Neptune's Grotto--The main fountain at the Library of Congress

In 1800, the LOC was established by an Act of Congress that also transferred the federal capital from Philadelphia, Pa., to Washington, D.C. Initially, the library was meant exclusively for the use of Congress, but over time has become a source for politicians and scholars alike. The original library was housed in the Capitol, but when the British burned the city in August 1814, they also destroyed the library. After that tragedy, retired U.S. president Thomas Jefferson donated his personal library--6,487 volumes and works--and the national library was born. To read more about Jefferson's legacy, go here.

Detail of the front of the Thomas Jefferson Building, Library of Congress

What is striking about the Thomas Jefferson Building is the ornate architecture. This is the only building in the city I can think of that is so strikingly reminiscent of the beautiful architecture found throughout Europe, it is literally breathtaking! The building is open to the public and there is a wonderful tour that features stunning mosaics. Access is available to the reading rooms, but books cannot be checked out by the general public. The Library also features exhibitions and special events throughout the year. In the James Madison Building, you can see the Gutenberg Bible! Also be sure to check out the Library's prints and photos collection.

Photo copyright: D.C. Confidential, 3/08

8 comments:

Fénix - Bostonscapes said...

Absolutely gorgeous, D.C. And, yes, many architectural classics in your city are just grand.

Lara said...

you said it all with the title!

The Artful Eye said...

Magnificence is an understatement. One of my favorite buildings.

I loved visiting here.

Thank you.

D.C. Confidential said...

Fenix: Thanks!

Lara: I couldn't think of a better word to describe this, aside from herrlich!

AE: It's a gorgeous building, isn't it? And you're welcome!

Lisa Sarsfield said...

I'm nearly drooling. This building is wonderful and I would love to see it in the 'real'. I had no idea America had so many wonderful buildings. Very, very nice architecture and a real asset to your country.

d.c. confidential said...

Lisa: We have some good architecture throughout the U.S. Visiting cities like Chicago, New York, and San Francisco offers some wonderful opportunities to see some amazing buildings. The interesting thing about D.C. architecture and buildings is, it's height restricted. Nothing can be over 12 stories high (it can't exceed the height of the Washington Monument, which is 555 feet.) As a result, we don't have skyscrapers and the like such as you'd find in other big cities. That said, though, we do have a nice share of architecturally stunning buildings.

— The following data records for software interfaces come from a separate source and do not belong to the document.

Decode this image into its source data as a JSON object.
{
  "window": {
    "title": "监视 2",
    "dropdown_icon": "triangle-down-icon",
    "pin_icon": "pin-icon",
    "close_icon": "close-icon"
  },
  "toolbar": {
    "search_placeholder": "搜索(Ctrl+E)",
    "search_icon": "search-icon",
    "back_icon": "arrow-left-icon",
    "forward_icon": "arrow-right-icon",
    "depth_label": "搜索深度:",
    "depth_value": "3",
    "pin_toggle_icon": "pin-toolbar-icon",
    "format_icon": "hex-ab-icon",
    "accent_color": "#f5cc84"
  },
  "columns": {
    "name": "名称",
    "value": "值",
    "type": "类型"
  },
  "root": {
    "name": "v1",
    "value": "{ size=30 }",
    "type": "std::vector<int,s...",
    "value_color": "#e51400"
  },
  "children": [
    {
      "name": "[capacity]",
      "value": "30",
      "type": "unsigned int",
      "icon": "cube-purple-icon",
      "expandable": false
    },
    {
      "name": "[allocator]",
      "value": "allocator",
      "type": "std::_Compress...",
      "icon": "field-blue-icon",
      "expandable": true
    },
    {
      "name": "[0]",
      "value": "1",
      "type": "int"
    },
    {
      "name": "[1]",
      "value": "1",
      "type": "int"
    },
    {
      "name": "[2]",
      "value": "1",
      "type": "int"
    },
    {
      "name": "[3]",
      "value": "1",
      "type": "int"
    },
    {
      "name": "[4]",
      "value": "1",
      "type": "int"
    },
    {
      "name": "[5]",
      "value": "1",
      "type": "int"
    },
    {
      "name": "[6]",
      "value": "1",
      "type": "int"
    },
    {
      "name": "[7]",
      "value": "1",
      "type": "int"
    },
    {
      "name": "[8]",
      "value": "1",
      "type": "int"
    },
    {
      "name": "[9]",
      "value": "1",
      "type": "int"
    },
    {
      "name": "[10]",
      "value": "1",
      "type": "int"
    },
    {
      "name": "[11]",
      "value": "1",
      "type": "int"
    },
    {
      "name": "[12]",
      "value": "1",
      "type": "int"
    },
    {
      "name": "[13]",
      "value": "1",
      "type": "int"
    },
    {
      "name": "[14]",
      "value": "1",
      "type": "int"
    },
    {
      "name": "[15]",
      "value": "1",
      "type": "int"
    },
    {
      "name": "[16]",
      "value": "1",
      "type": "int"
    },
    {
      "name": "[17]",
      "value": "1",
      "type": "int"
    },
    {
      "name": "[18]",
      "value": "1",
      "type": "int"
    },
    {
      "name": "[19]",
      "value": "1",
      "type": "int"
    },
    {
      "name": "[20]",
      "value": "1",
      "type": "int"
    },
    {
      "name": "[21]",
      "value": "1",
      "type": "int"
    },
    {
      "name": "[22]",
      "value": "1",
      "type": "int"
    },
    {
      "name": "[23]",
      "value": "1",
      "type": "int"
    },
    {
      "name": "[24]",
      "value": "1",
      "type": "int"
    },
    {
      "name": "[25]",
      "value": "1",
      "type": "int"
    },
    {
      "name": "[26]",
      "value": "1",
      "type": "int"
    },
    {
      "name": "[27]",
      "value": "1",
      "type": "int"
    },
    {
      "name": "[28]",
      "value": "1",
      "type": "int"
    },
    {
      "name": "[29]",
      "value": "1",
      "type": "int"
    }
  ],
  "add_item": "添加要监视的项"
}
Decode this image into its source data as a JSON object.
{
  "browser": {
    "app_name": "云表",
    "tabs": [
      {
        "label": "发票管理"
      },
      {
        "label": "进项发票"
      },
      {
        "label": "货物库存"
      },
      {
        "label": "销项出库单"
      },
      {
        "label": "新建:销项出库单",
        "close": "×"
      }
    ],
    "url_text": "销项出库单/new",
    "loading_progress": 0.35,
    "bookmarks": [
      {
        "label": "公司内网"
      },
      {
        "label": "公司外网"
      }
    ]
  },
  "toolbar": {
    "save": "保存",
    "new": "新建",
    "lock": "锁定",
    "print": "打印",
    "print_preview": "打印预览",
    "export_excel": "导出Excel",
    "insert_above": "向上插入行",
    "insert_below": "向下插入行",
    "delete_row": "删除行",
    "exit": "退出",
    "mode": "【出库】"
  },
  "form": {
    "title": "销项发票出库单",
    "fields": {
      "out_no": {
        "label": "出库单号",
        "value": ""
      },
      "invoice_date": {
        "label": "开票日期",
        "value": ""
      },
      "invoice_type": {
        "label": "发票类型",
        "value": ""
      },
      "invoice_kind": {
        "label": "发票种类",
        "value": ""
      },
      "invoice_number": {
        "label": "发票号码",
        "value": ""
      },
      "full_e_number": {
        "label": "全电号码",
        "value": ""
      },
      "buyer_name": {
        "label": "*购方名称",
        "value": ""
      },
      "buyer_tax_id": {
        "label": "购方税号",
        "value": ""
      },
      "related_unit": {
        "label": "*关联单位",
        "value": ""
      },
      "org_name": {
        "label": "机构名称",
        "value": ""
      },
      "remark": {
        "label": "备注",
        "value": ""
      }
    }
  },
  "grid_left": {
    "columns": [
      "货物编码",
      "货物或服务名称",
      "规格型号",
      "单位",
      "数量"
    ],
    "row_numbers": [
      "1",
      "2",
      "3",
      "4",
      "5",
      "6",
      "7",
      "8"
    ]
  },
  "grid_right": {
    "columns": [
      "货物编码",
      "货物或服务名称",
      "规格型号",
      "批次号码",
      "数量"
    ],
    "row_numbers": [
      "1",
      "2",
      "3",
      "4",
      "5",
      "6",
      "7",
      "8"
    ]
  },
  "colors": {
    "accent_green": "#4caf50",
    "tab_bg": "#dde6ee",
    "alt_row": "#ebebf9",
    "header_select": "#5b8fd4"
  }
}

You'll have to come to D.C. If you like the outside of the Library of Congress, you should see the inside!

b.c. said...

these photos were just awesome

D.C. Confidential said...

B.C.: Thank you!